The five-minute solar oscillations were first discovered by Leighton et al. (1962) and interpreted as
standing acoustic waves by Ulrich (1970) and Leibacher and Stein (1971). Deubner (1975) then confirmed
that the power in the oscillations is concentrated at discrete frequencies for any given horizontal
wavenumber, as predicted by Ulrich’s theory. The driving mechanism of solar oscillations is
believed to be near-surface turbulent convection (Goldreich and Keeley, 1977). Solar and stellar
oscillations are discussed in details by Cox (1980), Gough (1993), Unno et al. (1989), and
Christensen-Dalsgaard (2002). Particularly useful are the lecture notes of J. Christensen-Dalsgaard
(Christensen-Dalsgaard, 2003).
The small oscillations of a sphere can be represented by a linear superposition of eigenmodes, each
characterized by a set of three indices: the radial order the spherical harmonic degree and the

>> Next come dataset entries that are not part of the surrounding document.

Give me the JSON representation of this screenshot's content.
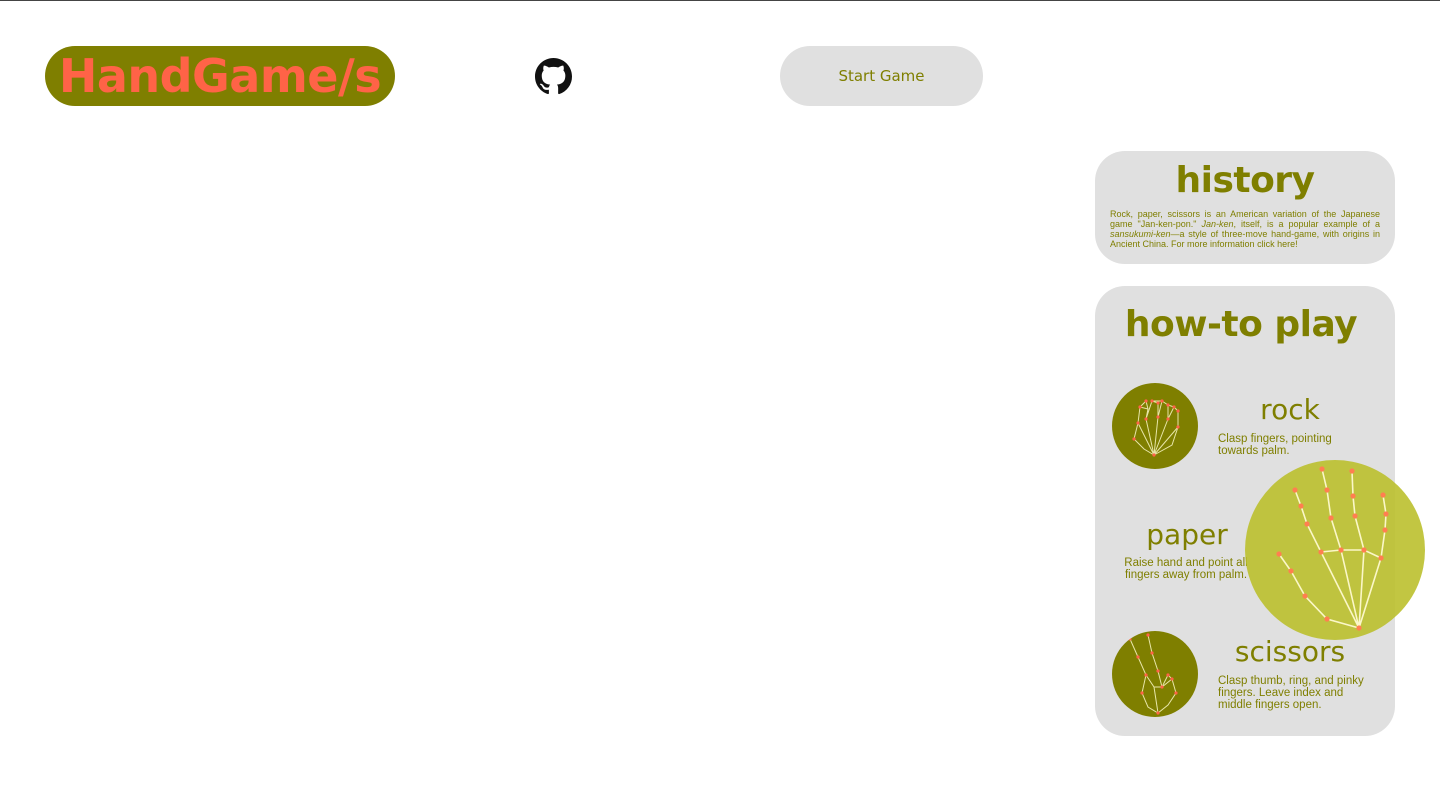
{
  "header": {
    "logo_text": "HandGame/s",
    "github_icon": "github-icon",
    "start_label": "Start Game"
  },
  "history": {
    "title": "history",
    "text_1": "Rock, paper, scissors is an American variation of the Japanese game \"Jan-ken-pon.\" ",
    "text_em1": "Jan-ken",
    "text_2": ", itself, is a popular example of a ",
    "text_em2": "sansukumi-ken",
    "text_3": "—a style of three-move hand-game, with origins in Ancient China. For more information ",
    "link": "click here!"
  },
  "howto": {
    "title": "how-to play",
    "gestures": [
      {
        "name": "rock",
        "description": "Clasp fingers, pointing towards palm.",
        "icon": "rock-hand-icon"
      },
      {
        "name": "paper",
        "description": "Raise hand and point all fingers away from palm.",
        "icon": "paper-hand-icon"
      },
      {
        "name": "scissors",
        "description": "Clasp thumb, ring, and pinky fingers. Leave index and middle fingers open.",
        "icon": "scissors-hand-icon"
      }
    ]
  },
  "colors": {
    "olive": "#7f7f00",
    "coral": "#ff6347",
    "card_bg": "#e0e0e0",
    "paper_highlight": "#b9be28"
  }
}
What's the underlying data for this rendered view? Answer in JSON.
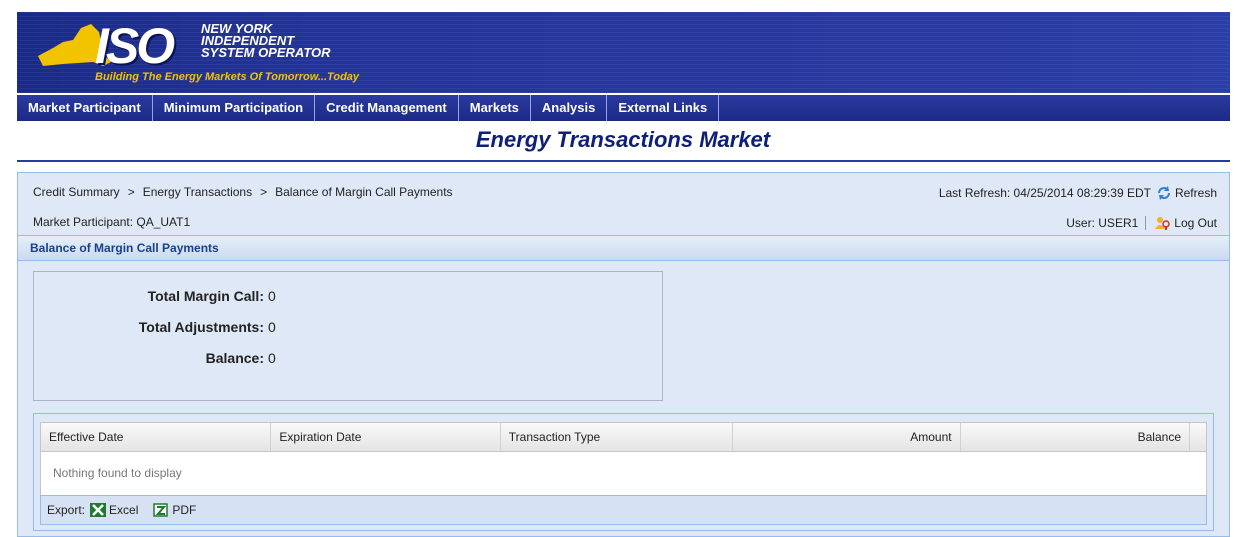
{
  "header": {
    "logo_text": "ISO",
    "org_name_lines": [
      "NEW YORK",
      "INDEPENDENT",
      "SYSTEM OPERATOR"
    ],
    "tagline": "Building The Energy Markets Of Tomorrow...Today"
  },
  "menu": [
    {
      "label": "Market Participant"
    },
    {
      "label": "Minimum Participation"
    },
    {
      "label": "Credit Management"
    },
    {
      "label": "Markets"
    },
    {
      "label": "Analysis"
    },
    {
      "label": "External Links"
    }
  ],
  "page_title": "Energy Transactions Market",
  "breadcrumb": {
    "items": [
      "Credit Summary",
      "Energy Transactions",
      "Balance of Margin Call Payments"
    ],
    "separator": ">"
  },
  "market_participant": "Market Participant: QA_UAT1",
  "refresh": {
    "last_refresh": "Last Refresh: 04/25/2014 08:29:39 EDT",
    "refresh_label": "Refresh"
  },
  "user": {
    "label": "User: USER1",
    "logout_label": "Log Out"
  },
  "section_title": "Balance of Margin Call Payments",
  "summary": [
    {
      "label": "Total Margin Call:",
      "value": "0"
    },
    {
      "label": "Total Adjustments:",
      "value": "0"
    },
    {
      "label": "Balance:",
      "value": "0"
    }
  ],
  "table": {
    "columns": [
      "Effective Date",
      "Expiration Date",
      "Transaction Type",
      "Amount",
      "Balance"
    ],
    "empty_message": "Nothing found to display"
  },
  "export": {
    "label": "Export:",
    "excel_label": "Excel",
    "pdf_label": "PDF"
  },
  "colors": {
    "nav_blue": "#1c2a86",
    "title_blue": "#0e1f7a",
    "panel_bg": "#dfe8f6",
    "tagline_yellow": "#f2c400"
  },
  "icons": {
    "refresh": "refresh-icon",
    "logout": "key-people-icon",
    "excel": "excel-icon",
    "pdf": "pdf-icon"
  }
}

azimuthal order . For instance, the radial displacement of a fluid element can be written as

where is the radius, and are spherical-polar coordinates (colatitude and longitude), and is
time. The are spherical harmonics, is a complex mode amplitude, and is the radial
eigenfunction of the mode with frequency . By convention, corresponds to the number of
nodes of the radial eigenfunction, indicates the total number of nodal lines on spheres,
and tells how many of these nodal lines cross the equator. A spherically symmetric star
would give rise to a spectrum of azimuthally degenerate frequencies. However, rotation and
other perturbations lift the -fold -degeneracy of the frequency of nonradial mode
().
Figure 1 shows -averaged power spectra of solar oscillations derived from series of tracked Doppler
images of size 30° × 30° (near disk center) observed simultaneously by the MDI and TON instruments.
Each ridge in the power spectrum corresponds to a different radial order . The lowest frequency ridge
() is for the fundamental (f) modes. The f modes are identified as surface gravity waves,
with nearly the dispersion relation for deep water waves, , where is the angular
temporal frequency, is the gravitational acceleration at the Sun’s surface,
is the horizontal wavenumber, and is the solar radius. The f modes
propagate horizontally. All other ridges, denoted , correspond to acoustic modes, or p modes.
The restoring force for p modes is pressure. The ridge immediately above the f mode ridge is
, the next one , and so forth. Low- and high- modes penetrate deeper inside the
Sun. For frequencies above the acoustic cutoff frequency (5.3 mHz), acoustic waves are not
trapped inside the Sun. Acoustic modes with similar values of propagate to similar
depths inside the Sun. For degrees larger than about 150, wave damping becomes significant and
modes are not resolved anymore (continuous ridges). Figure 2 is another beautiful example of a
power spectrum of solar oscillations, obtained from data collected during the 1994 south pole
campaign.